The Red-eared Slider Turtle is a member of the Emydidae. The three subspecies include the Red-eared Slider, the yellow-bellied slider (Georgia, Carolinas, Virginia)and the Cumberland slider (Tennessee). The Red-eared Slider is native to the Mississippi from Louisiana north to South Michigan and west through Texas, Oklahoma and Kansas. This slider has a broad red stripe from the back of the eye extending onto the neck. The Red-eared Slider is a tough critter, surviving environmental changes, being treated roughly and enduring changes in habitat. Its survival is attributed to its adaptability to a wide range of temperature changes. Sliders are found in the freshwaters of slow moving parts of large rivers and swamps.
A 20 gallon aquarium with a wire mesh cover is appropriate for hatchling sliders. Direct sunlight provides the best light, but when this is not available, UVA and UVB fluorescent lighting installed 1 1/2 feet above the tank with a day/night timer will serve. You can also provide a basking lamp over an area where the slider will bask. Your slider should have a place out of the water to rest. Be sure to secure all lights so they cannot fall into the water. In order to maintain water temperature of 75 degrees, use a submersible heater with thermostat. An underwater filter will help maintain the water at a good quality. But you’ll still need to change the water regularly. When your hatchling grows to adulthood, it needs a 125 gallon tank for a female or a 75 gallon tank for a male
You can also keep sliders outdoors in most of the United States in ponds dug 2 1/2 feet deep or 4 feet if the pond will freeze in winter.

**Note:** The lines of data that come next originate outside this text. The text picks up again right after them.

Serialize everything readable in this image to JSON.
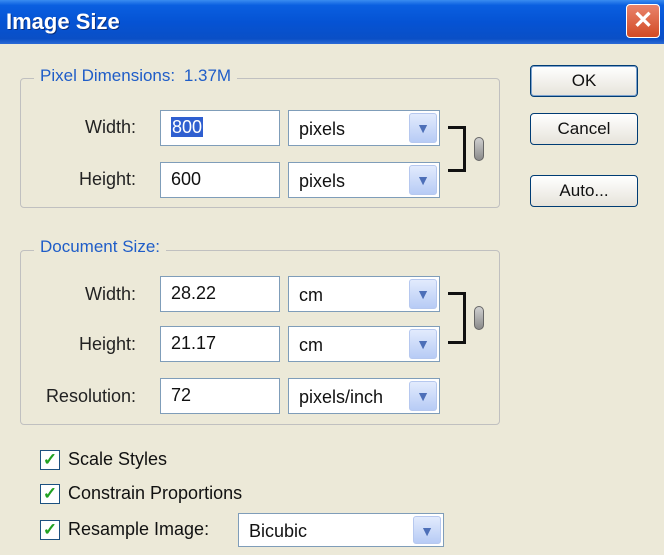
{
  "window": {
    "title": "Image Size",
    "close_label": "✕"
  },
  "pixel_dimensions": {
    "label": "Pixel Dimensions:",
    "size": "1.37M",
    "width": {
      "label": "Width:",
      "value": "800",
      "unit": "pixels"
    },
    "height": {
      "label": "Height:",
      "value": "600",
      "unit": "pixels"
    }
  },
  "document_size": {
    "label": "Document Size:",
    "width": {
      "label": "Width:",
      "value": "28.22",
      "unit": "cm"
    },
    "height": {
      "label": "Height:",
      "value": "21.17",
      "unit": "cm"
    },
    "resolution": {
      "label": "Resolution:",
      "value": "72",
      "unit": "pixels/inch"
    }
  },
  "buttons": {
    "ok": "OK",
    "cancel": "Cancel",
    "auto": "Auto..."
  },
  "options": {
    "scale_styles": {
      "label": "Scale Styles",
      "checked": true
    },
    "constrain_proportions": {
      "label": "Constrain Proportions",
      "checked": true
    },
    "resample_image": {
      "label": "Resample Image:",
      "checked": true,
      "method": "Bicubic"
    }
  },
  "icons": {
    "dropdown": "chevron-down-icon",
    "link": "chain-link-icon",
    "check": "checkmark-icon"
  },
  "colors": {
    "title_bar": "#0553d4",
    "group_label": "#1f5dc8",
    "dialog_bg": "#ece9d8",
    "close": "#d24a24"
  }
}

Diet should consist of a variety of meat and vegetables. Since they prefer the meats, it’s best to feed the 2 groups at different times. Meat can be crickets, earthworm and shrimp. Cooked chicken and beef can be served as a treat once in a while. Your slider can snack on leafy vegetables like romaine lettuce and carrots, squash, green beans and aquatic plants. You can supplement the natural feedings with commercial turtle chow. Feed juveniles daily and adults every other day. Food can be the same size in volume as the turtle’s head and neck. Feeding the turtle out of the enclosure will keep the tank cleaner. Keep a cuttlebone in the tank to provide calcium. Add a reptile multivitamin with D3 to food twice weekly.
Federal laws concerning turtles, especially the sale of turtles under 4 inches long can be found here: . These laws were enacted to protect consumers, particularly children, from salmonella and also work to protect turtles who have a high mortality rate in the pet trade.
Owning a Red-eared Slider is a commitment as, if cared for properly, they can live more than 40 years. If you are prepared for the responsibility of caring for the Slider, then they are great pets.